For ease of “Treme” series venue hopping, you may find it more convenient to just get your butt down to Frenchmen Street to spend the evening. At Snug Harbor (626 Frenchmen St.), you can catch Ellis Marsalis on Fridays, Charmaine Neville on Mondays and other great local musicians every other night; they have an extensive dinner menu as well. Just across the street at Spotted Cat Music Club (623 Frenchmen St.), you can catch The Jazz Vipers, Meschiya Lake and her Little Big Horns, and perhaps the Pfister Sisters. A little further down on Frenchmen at d.b.a. (618 Frenchmen St.), you can enjoy music from the Treme Brass Band, Walter “Wolfman” Washington or other very local musicians. The Apple Barrel hosts local musicians as well, so stop in and drink a Sauza Reposado tequila shaken over ice in remembrance of Coco Robicheaux. There are other fine bars and restaurants with music along the Frenchmen street scene that will keep you busy into the night; and you’ll be glad that you made it. For instance you may catch Tom McDermott or the real Davis Rogan at the bar of the Three Muses (536 Frenchmen St.) where chef Daniel Esses delivers “foodgasms” while the mighty Glenn David Andrews dishes up his unique brand of “eargasms” on stage.

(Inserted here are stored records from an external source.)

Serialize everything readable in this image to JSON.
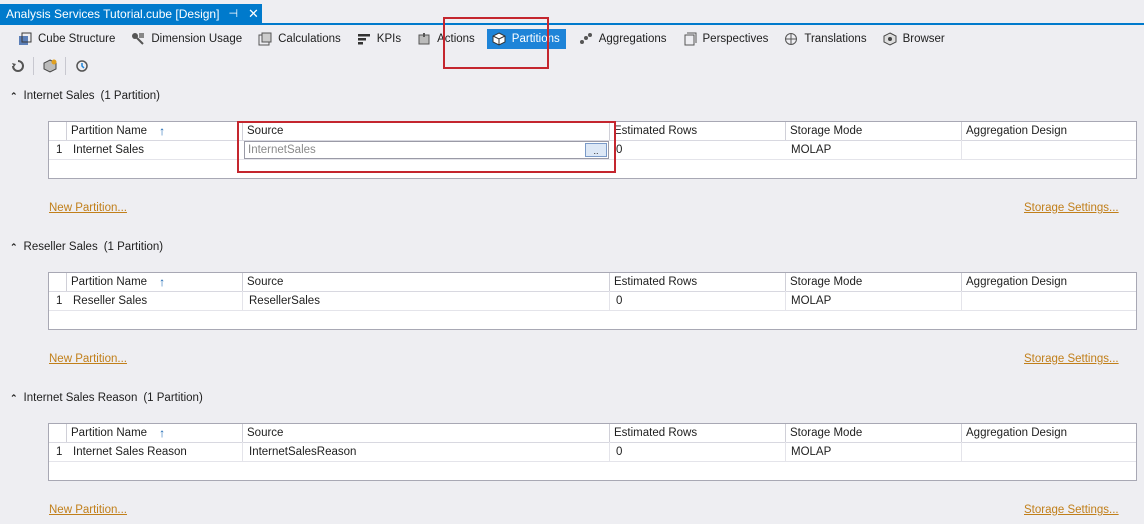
{
  "document_tab": {
    "title": "Analysis Services Tutorial.cube [Design]",
    "pin_glyph": "⊣",
    "close_glyph": "✕"
  },
  "toolbar": {
    "items": [
      {
        "label": "Cube Structure",
        "icon": "cube-structure-icon"
      },
      {
        "label": "Dimension Usage",
        "icon": "dimension-usage-icon"
      },
      {
        "label": "Calculations",
        "icon": "calculations-icon"
      },
      {
        "label": "KPIs",
        "icon": "kpis-icon"
      },
      {
        "label": "Actions",
        "icon": "actions-icon"
      },
      {
        "label": "Partitions",
        "icon": "partitions-icon",
        "active": true
      },
      {
        "label": "Aggregations",
        "icon": "aggregations-icon"
      },
      {
        "label": "Perspectives",
        "icon": "perspectives-icon"
      },
      {
        "label": "Translations",
        "icon": "translations-icon"
      },
      {
        "label": "Browser",
        "icon": "browser-icon"
      }
    ]
  },
  "secondary_toolbar": {
    "buttons": [
      "process-icon",
      "new-partition-icon",
      "refresh-icon"
    ]
  },
  "columns": [
    "Partition Name",
    "Source",
    "Estimated Rows",
    "Storage Mode",
    "Aggregation Design"
  ],
  "sections": [
    {
      "title": "Internet Sales",
      "count": "(1 Partition)",
      "row": {
        "index": "1",
        "name": "Internet Sales",
        "source": "InternetSales",
        "rows": "0",
        "storage": "MOLAP",
        "aggregation": "",
        "editing_source": true,
        "button_label": ".."
      },
      "new_partition": "New Partition...",
      "storage_settings": "Storage Settings..."
    },
    {
      "title": "Reseller Sales",
      "count": "(1 Partition)",
      "row": {
        "index": "1",
        "name": "Reseller Sales",
        "source": "ResellerSales",
        "rows": "0",
        "storage": "MOLAP",
        "aggregation": ""
      },
      "new_partition": "New Partition...",
      "storage_settings": "Storage Settings..."
    },
    {
      "title": "Internet Sales Reason",
      "count": "(1 Partition)",
      "row": {
        "index": "1",
        "name": "Internet Sales Reason",
        "source": "InternetSalesReason",
        "rows": "0",
        "storage": "MOLAP",
        "aggregation": ""
      },
      "new_partition": "New Partition...",
      "storage_settings": "Storage Settings..."
    }
  ],
  "colors": {
    "accent": "#007acc",
    "active_tab": "#1e84d8",
    "highlight_box": "#c4262e",
    "link": "#c17f1a"
  }
}
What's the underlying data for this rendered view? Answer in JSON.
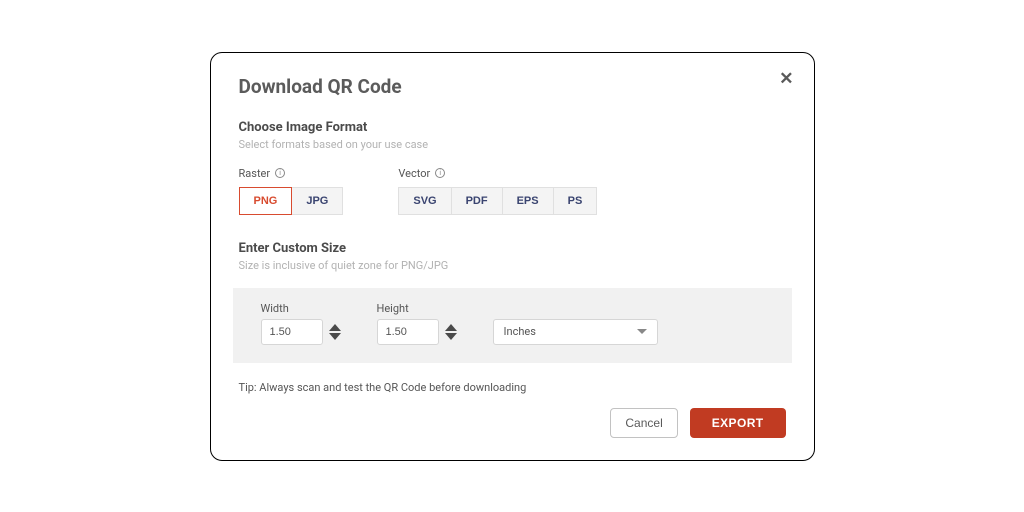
{
  "dialog": {
    "title": "Download QR Code",
    "tip": "Tip: Always scan and test the QR Code before downloading"
  },
  "format": {
    "title": "Choose Image Format",
    "subtitle": "Select formats based on your use case",
    "raster": {
      "label": "Raster",
      "options": [
        "PNG",
        "JPG"
      ],
      "selected": "PNG"
    },
    "vector": {
      "label": "Vector",
      "options": [
        "SVG",
        "PDF",
        "EPS",
        "PS"
      ]
    }
  },
  "size": {
    "title": "Enter Custom Size",
    "subtitle": "Size is inclusive of quiet zone for PNG/JPG",
    "width_label": "Width",
    "width_value": "1.50",
    "height_label": "Height",
    "height_value": "1.50",
    "unit_selected": "Inches"
  },
  "actions": {
    "cancel": "Cancel",
    "export": "EXPORT"
  }
}
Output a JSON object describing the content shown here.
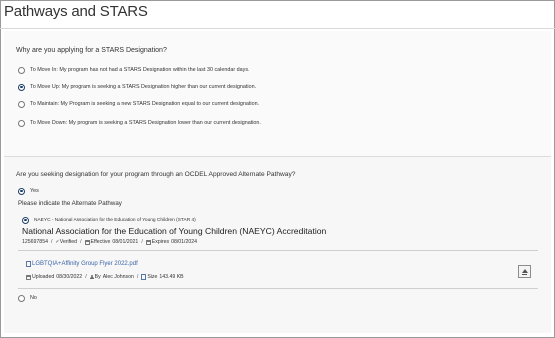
{
  "page": {
    "title": "Pathways and STARS"
  },
  "section1": {
    "question": "Why are you applying for a STARS Designation?",
    "options": [
      {
        "label": "To Move In: My program has not had a STARS Designation within the last 30 calendar days.",
        "selected": false
      },
      {
        "label": "To Move Up: My program is seeking a STARS Designation higher than our current designation.",
        "selected": true
      },
      {
        "label": "To Maintain: My Program is seeking a new STARS Designation equal to our current designation.",
        "selected": false
      },
      {
        "label": "To Move Down: My program is seeking a STARS Designation lower than our current designation.",
        "selected": false
      }
    ]
  },
  "section2": {
    "question": "Are you seeking designation for your program through an OCDEL Approved Alternate Pathway?",
    "yes_label": "Yes",
    "no_label": "No",
    "yes_selected": true,
    "pathway_prompt": "Please indicate the Alternate Pathway",
    "pathway": {
      "short_label": "NAEYC - National Association for the Education of Young Children (STAR 4)",
      "full_name": "National Association for the Education of Young Children (NAEYC) Accreditation",
      "id": "125697854",
      "verified": "✓Verified",
      "effective_label": "Effective",
      "effective_date": "08/01/2021",
      "expires_label": "Expires",
      "expires_date": "08/01/2024",
      "file_name": "LGBTQIA+Affinity Group Flyer 2022.pdf",
      "uploaded_label": "Uploaded",
      "uploaded_date": "08/30/2022",
      "by_label": "By",
      "uploader": "Alec Johnson",
      "size_label": "Size",
      "size_value": "143.49 KB"
    }
  },
  "icons": {
    "calendar": "calendar-icon",
    "document": "document-icon",
    "user": "user-icon",
    "upload": "upload-icon"
  },
  "colors": {
    "accent": "#1f3f66",
    "link": "#3a64a8"
  }
}
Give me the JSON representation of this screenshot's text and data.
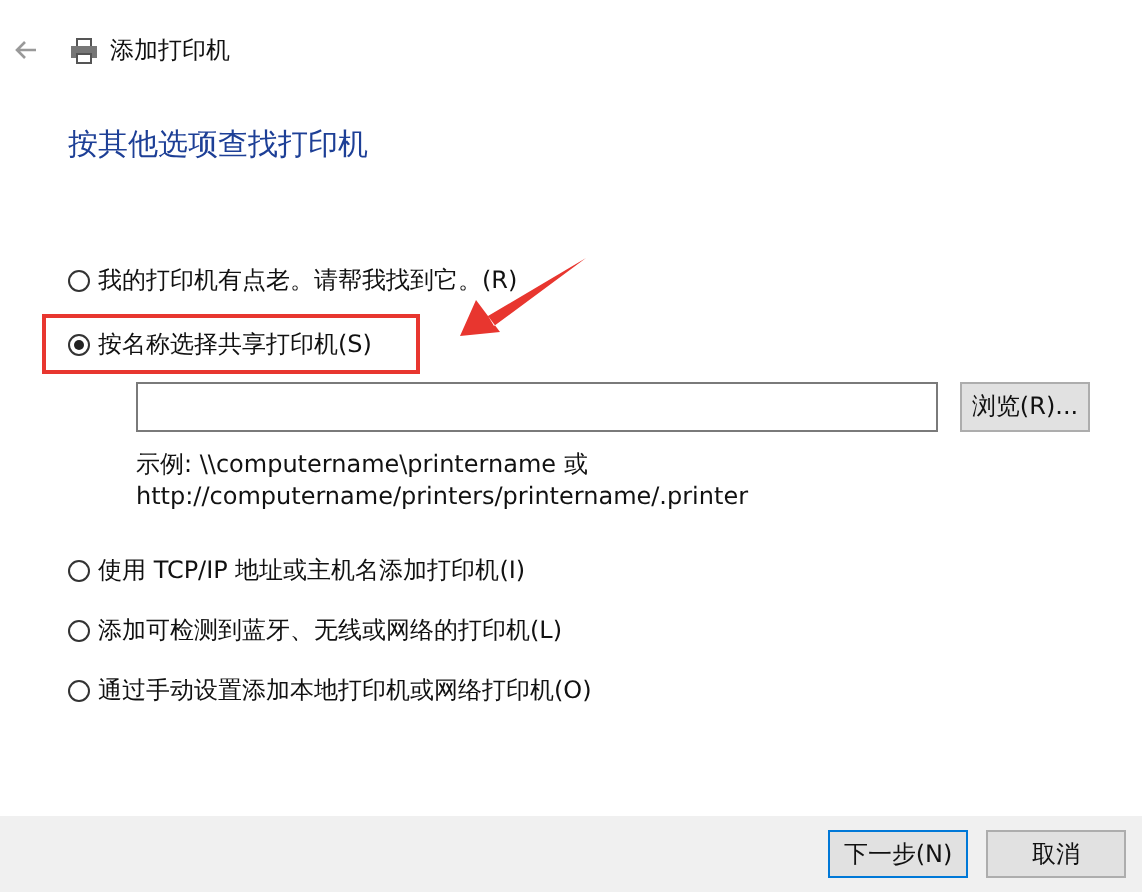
{
  "window": {
    "title": "添加打印机"
  },
  "heading": "按其他选项查找打印机",
  "options": [
    {
      "kind": "plain",
      "label": "我的打印机有点老。请帮我找到它。(R)",
      "selected": false
    },
    {
      "kind": "by_name",
      "label": "按名称选择共享打印机(S)",
      "selected": true,
      "browse_button": "浏览(R)...",
      "example": [
        "示例: \\\\computername\\printername 或",
        "http://computername/printers/printername/.printer"
      ]
    },
    {
      "kind": "plain",
      "label": "使用 TCP/IP 地址或主机名添加打印机(I)",
      "selected": false
    },
    {
      "kind": "plain",
      "label": "添加可检测到蓝牙、无线或网络的打印机(L)",
      "selected": false
    },
    {
      "kind": "plain",
      "label": "通过手动设置添加本地打印机或网络打印机(O)",
      "selected": false
    }
  ],
  "buttons": [
    {
      "label": "下一步(N)",
      "default": true
    },
    {
      "label": "取消",
      "default": false
    }
  ]
}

Le Bon Temps Roulé at 4801 Magazine St. is a local watering hole by day and a world famous music club by night with a variety of genres. Pool tables and a limited bar food menu will keep you occupied until the music starts around 10 p.m.; definitely a testimony to late night revelers, no matter the time of year.

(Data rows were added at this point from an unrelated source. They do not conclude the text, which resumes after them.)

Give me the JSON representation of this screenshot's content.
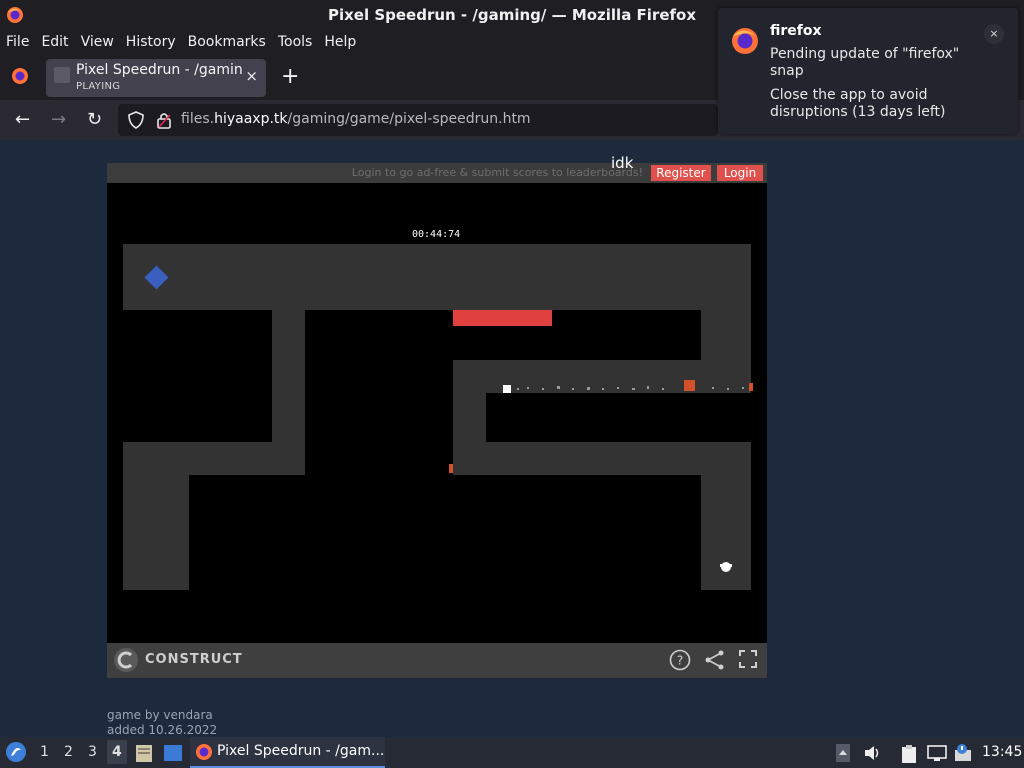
{
  "window": {
    "title": "Pixel Speedrun - /gaming/ — Mozilla Firefox"
  },
  "menu": {
    "items": [
      {
        "label": "File"
      },
      {
        "label": "Edit"
      },
      {
        "label": "View"
      },
      {
        "label": "History"
      },
      {
        "label": "Bookmarks"
      },
      {
        "label": "Tools"
      },
      {
        "label": "Help"
      }
    ]
  },
  "tab": {
    "title": "Pixel Speedrun - /gaming",
    "subtitle": "PLAYING",
    "close": "×",
    "new_tab": "+"
  },
  "nav": {
    "back_icon": "←",
    "forward_icon": "→",
    "reload_icon": "↻",
    "url_prefix": "files.",
    "url_host": "hiyaaxp.tk",
    "url_path": "/gaming/game/pixel-speedrun.htm"
  },
  "game": {
    "login_message": "Login to go ad-free & submit scores to leaderboards!",
    "register_label": "Register",
    "login_label": "Login",
    "overlay_text": "idk",
    "timer": "00:44:74",
    "engine_label": "CONSTRUCT",
    "help_icon": "?"
  },
  "credits": {
    "line1": "game by vendara",
    "line2": "added 10.26.2022"
  },
  "notification": {
    "app": "firefox",
    "title": "Pending update of \"firefox\" snap",
    "body": "Close the app to avoid disruptions (13 days left)",
    "close": "×"
  },
  "taskbar": {
    "workspaces": [
      "1",
      "2",
      "3",
      "4"
    ],
    "active_workspace": "4",
    "task_label": "Pixel Speedrun - /gam...",
    "clock": "13:45"
  },
  "colors": {
    "accent": "#e0504c",
    "floor": "#333333",
    "player": "#ffffff",
    "hazard": "#e04040",
    "diamond": "#3a5fbf"
  }
}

Or, if you’re like me, just jet up to the Columns Hotel, book yourself a room and spend the evening drinking, dancing and grooving to live music. Breakfast, Sunday brunch, lunch and dinner are served, and they’re known for their full bar and friendly servers.

Now, what you’re asking is: what does “Treme” have in store for the third season? Well, I’m asking that same question. I hear the The Carousel Bar at Hotel Monteleone figures big as well, as others real and imagined. One thing for sure, you can bet that I’ll be glued to my neighbor’s couch on Sunday nights to peep out which places will be on my “must go to” list to check out. I hope to see Ms. Mae’s, Hank’s, Teddy’s Hole in the Wall or even Dorothy’s lounge. Maybe little People’s Place or Mother-in-law lounge; whatever, I’m ready to take my turkey and trot; how about y’all?

If you didn't catch it, the September issue of Where Y'at Magazine featured Wendell Pierce from "Treme," and he shared a few teasers about Season 3. Find it online at WhereYat.com

Crescent City Culture